By Chularat Saengpassa
A MEDICAL lecturer has cautioned policymakers against rushing to legalise marijuana, even if it’s just for medical use.
“Beware of becoming stupid, poor and hurt” read the title of a social-media comment posted by Asst Professor Dr Thira Woratanarat in response to calls to fast-track medical-marijuana legislation.
Thira, who works at Chulalongkorn University’s Faculty of Medicine, also posted details about findings from foreign studies, which show that cannabis does not quite live up to some of the claims.
Last week, Government Pharmaceutical Organisation chairman Dr Sopon Mekthon told a seminar that cannabis extracts would be ready for use as early as next January, if the Food and Drug Administration were to issue an announcement declaring it legal for medicinal purposes.
Professor Dr Thiravat Hema-chudha, a senior medical lecturer at Chulalongkorn University, has also been calling on Thailand to act quickly, pointing out that Britain took just six weeks to effectively legalise marijuana for medical use.
Both have mentioned the many medical benefits of marijuana.
Yet Thira is unconvinced.
“I don’t know if they are looking for research funds or if they have any hidden agenda, but I want to present academic information,” Thira said on social media, without mentioning anyone by name.
When contacted by The Nation, Thira said he was speaking out of concern that policymakers may not have received well-rounded information before making a decision that would affect an entire nation.
“The impacts will be huge,” he predicted.
According to him, a meta-study had already examined more than 1,000 academic articles in a systematic review of medical cannabinoids.
“Cannabis extracts may ease chronic pain, but the effects are no better than alcohol consumption. If one has a 0.8 blood-alcohol level, one will not feel that much pain either,” Thira said. He added that it should also be noted that most studies touting cannabis as a painkiller have monitored its impacts for no more than two months.
“Studies monitoring the impacts longer than two months have found that cannabis is not an effective painkiller,” Thira said.
The medical lecturer reckoned the meta-study had concluded that cannabinoids helped with nausea and vomiting after chemotherapy, and delivered some improvement in spasticity.
“But before we start growing cannabis in the hope of developing medicines based on cannabinoids, we need to conduct comprehensive and large-scale research first. Proceed carefully to determine if efforts will be worth it and cost-effective,” Thira said. “Policymakers need to consider social impacts too.”

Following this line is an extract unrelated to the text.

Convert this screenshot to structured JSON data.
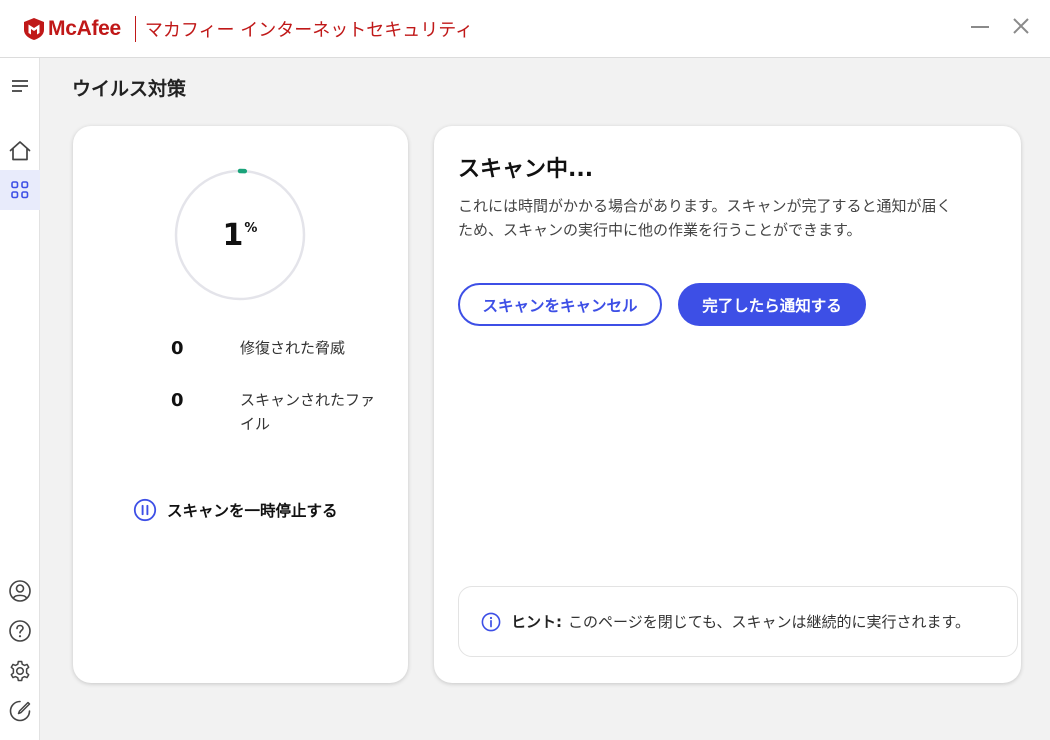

He added that the largest concern was the proposal to remove cannabis from the list of narcotics.
“How will you control the use of marijuana then? Are you sure it will not leak out of the patients-only stream to the general public?” he asked.
Personally, he said, he does not believe Thailand should push hard for the legalisation of marijuana.
“Many countries that have legalised marijuana have started realising that this move is leading to many problems,” he said.
He explained that it will be difficult to control the substance once it is declared legal for medical purposes, because some people might start complaining about pain just to get their hands on the narcotic.
“If marijuana is abused, there could be an increase in road accidents and sexual crime,” he said. “We should not be taking such a risk.”
Thiravart yesterday argued that one should have the courage to step outside the box and push for development based on what is useful.
“We can develop and apply, but of course, we need to conduct extensive research to ensure that our efforts will be fruitful and effective,” he said.
Thiravat said he will speak in favour of legalising marijuana when he attends a meeting with the Public Health Ministry-appointed panel on the legalisation of narcotics today. “But I will insist that we put in place strict control measures to ensure marijuana is used for medical purposes only,” he said.
Separately, the National Legislative Assembly plans to hold a public forum to gather opinions on October 30 on the draft drug law that aims to legalise marijuana. More than 16,400 people have already shared their opinion on the plan via an online survey conducted from October 1 to October 15, and of them, 99 per cent back the idea of legalising some narcotics for a good purpose.